• Routing delays. A network packet can be further delayed by buffering at routers along its route. Whenever the rate of data exceeds the capacity of a particular network hop, the packets must be delayed until they can be sent. If your packets must travel through a highly congested network hop, this buffer delay can add considerable latency.

For example, if a particular network hop is limited to 100 packets per second, a router can send only one packet down that wire every 10 milliseconds. Thus, when a router receives an additional packet to send down that wire, it must buffer the packet until the next free slot. If there are no other packets waiting to be sent, then the packet will be sent in ten milliseconds or less (five, on average). If there are already three packets waiting, then the packet will be delayed by an additional 30 milliseconds. Latency caused by time slots can be particularly noticeable in some types of cellular communications (EDGE, for example).

• Retransmission and exponential backoff. Whenever a host sends a TCP packet, it waits a while for the other end to acknowledge receipt of the packet. If it does not receive that acknowledgement after a period of time, the sender retransmits it. As the number of failures increases, the sender increases the retransmission delay exponentially, under the assumption that the packet loss was probably caused by a saturated link en route to the destination. Thus, a network connection with high packet loss (more than 1-2 percent) can significantly reduce performance.
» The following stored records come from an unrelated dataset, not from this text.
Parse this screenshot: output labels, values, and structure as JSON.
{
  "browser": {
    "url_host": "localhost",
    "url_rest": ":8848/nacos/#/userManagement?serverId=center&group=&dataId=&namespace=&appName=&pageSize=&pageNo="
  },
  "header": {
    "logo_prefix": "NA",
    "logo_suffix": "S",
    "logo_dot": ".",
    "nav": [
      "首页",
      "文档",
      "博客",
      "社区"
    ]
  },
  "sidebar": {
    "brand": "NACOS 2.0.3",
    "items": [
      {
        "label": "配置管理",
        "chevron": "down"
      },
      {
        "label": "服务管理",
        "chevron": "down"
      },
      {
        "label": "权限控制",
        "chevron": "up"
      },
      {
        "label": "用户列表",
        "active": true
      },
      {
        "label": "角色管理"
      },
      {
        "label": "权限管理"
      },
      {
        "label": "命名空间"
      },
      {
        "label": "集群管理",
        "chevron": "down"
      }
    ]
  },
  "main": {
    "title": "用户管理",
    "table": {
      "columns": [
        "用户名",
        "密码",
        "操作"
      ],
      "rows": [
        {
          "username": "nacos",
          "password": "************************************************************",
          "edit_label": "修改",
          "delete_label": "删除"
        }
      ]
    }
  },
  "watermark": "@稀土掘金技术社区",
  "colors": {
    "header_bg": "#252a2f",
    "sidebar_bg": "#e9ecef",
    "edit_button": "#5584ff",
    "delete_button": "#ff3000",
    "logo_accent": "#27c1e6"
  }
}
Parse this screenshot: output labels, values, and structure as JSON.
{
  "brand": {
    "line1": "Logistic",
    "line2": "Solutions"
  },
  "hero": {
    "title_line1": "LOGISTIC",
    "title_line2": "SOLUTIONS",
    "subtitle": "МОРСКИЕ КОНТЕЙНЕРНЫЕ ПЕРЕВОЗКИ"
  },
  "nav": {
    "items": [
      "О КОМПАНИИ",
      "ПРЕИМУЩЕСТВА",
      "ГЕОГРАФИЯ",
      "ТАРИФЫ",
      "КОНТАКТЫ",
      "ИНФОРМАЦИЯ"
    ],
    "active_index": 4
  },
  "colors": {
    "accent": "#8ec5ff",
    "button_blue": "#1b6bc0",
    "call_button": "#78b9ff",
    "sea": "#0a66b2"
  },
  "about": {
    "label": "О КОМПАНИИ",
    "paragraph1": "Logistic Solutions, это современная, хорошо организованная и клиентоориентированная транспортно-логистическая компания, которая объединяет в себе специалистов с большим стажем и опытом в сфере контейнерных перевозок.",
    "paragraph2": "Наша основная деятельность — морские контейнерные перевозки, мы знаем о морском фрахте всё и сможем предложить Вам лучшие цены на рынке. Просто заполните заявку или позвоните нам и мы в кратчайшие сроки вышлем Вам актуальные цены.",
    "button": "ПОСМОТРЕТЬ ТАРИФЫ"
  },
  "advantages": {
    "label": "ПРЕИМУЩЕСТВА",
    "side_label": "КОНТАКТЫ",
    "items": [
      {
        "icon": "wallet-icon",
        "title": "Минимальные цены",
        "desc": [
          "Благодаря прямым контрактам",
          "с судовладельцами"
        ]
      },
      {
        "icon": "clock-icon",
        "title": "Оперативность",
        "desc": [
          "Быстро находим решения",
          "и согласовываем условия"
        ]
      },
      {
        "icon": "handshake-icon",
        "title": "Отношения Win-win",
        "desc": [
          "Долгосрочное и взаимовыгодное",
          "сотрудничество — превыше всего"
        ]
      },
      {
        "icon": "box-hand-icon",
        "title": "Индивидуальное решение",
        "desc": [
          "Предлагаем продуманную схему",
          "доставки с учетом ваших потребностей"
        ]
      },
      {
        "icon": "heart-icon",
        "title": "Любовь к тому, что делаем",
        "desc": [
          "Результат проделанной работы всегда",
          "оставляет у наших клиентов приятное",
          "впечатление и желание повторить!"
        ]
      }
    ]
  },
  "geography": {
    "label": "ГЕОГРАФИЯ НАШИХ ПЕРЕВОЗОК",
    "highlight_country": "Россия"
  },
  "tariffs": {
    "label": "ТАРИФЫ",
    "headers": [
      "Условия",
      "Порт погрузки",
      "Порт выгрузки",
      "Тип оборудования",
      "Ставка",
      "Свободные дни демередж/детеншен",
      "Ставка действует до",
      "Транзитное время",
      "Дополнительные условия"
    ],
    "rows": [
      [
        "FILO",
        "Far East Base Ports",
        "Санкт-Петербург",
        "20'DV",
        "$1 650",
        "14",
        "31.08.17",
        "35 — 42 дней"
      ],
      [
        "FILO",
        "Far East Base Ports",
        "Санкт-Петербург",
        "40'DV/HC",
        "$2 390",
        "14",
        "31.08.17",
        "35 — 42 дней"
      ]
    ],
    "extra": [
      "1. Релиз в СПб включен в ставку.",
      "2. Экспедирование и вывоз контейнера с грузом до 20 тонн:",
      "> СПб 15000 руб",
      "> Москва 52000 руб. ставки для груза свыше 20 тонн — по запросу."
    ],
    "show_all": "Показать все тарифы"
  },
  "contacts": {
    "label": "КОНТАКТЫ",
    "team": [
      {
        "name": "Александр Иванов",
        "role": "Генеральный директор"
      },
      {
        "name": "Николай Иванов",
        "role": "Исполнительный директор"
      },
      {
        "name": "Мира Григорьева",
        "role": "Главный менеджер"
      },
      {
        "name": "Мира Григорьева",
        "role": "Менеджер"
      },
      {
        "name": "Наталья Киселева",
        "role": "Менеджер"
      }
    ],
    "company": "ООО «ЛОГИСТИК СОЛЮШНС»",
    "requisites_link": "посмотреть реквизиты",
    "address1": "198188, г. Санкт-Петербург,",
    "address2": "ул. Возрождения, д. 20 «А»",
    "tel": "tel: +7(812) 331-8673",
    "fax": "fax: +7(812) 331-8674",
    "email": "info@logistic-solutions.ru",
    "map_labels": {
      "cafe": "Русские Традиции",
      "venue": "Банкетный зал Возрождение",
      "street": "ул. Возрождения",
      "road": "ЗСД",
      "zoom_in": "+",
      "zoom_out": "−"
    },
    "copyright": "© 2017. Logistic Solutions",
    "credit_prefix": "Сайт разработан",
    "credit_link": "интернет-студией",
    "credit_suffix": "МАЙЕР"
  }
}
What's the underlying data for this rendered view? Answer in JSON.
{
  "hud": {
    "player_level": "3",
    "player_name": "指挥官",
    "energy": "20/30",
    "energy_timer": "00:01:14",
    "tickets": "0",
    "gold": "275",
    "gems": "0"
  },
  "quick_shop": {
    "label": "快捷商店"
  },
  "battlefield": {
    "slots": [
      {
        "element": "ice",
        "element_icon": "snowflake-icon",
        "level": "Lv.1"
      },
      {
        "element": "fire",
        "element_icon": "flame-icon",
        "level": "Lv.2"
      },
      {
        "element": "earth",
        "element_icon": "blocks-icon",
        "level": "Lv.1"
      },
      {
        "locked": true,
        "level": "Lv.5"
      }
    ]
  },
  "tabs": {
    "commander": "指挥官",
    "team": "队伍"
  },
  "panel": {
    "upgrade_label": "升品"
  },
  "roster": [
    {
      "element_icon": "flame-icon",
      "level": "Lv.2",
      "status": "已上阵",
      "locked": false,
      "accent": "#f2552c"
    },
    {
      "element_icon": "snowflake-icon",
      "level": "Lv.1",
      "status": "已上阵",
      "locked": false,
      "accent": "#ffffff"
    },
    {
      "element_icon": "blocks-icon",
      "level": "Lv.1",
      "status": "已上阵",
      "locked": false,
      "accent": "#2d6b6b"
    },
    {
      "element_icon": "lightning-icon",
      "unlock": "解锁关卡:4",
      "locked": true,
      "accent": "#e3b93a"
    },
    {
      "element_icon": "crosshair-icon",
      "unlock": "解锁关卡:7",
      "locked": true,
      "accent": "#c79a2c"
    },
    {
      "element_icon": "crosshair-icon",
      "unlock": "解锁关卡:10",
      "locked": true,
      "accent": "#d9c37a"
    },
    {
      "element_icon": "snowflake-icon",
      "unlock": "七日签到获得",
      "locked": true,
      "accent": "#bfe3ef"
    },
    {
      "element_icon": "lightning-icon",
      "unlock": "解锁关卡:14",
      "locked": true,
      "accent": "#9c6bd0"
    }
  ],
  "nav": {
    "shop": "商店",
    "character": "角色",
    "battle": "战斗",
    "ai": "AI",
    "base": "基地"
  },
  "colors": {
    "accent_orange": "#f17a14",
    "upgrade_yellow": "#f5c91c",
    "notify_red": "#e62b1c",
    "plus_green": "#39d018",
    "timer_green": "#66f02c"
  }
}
• Signal propagation delays within hardware that receives, transmits, forwards, or repeats packets. For example, an Ethernet switch must receive an entire packet before it can begin sending the packet to its destination. Although a single switch or repeater adds only a small delay, those delays can add up over long distances. For example, early fiber optic cable systems required repeaters every 10 km (at most). Thus, an older fiber run from New York to San Francisco could easily have nearly 500 repeaters.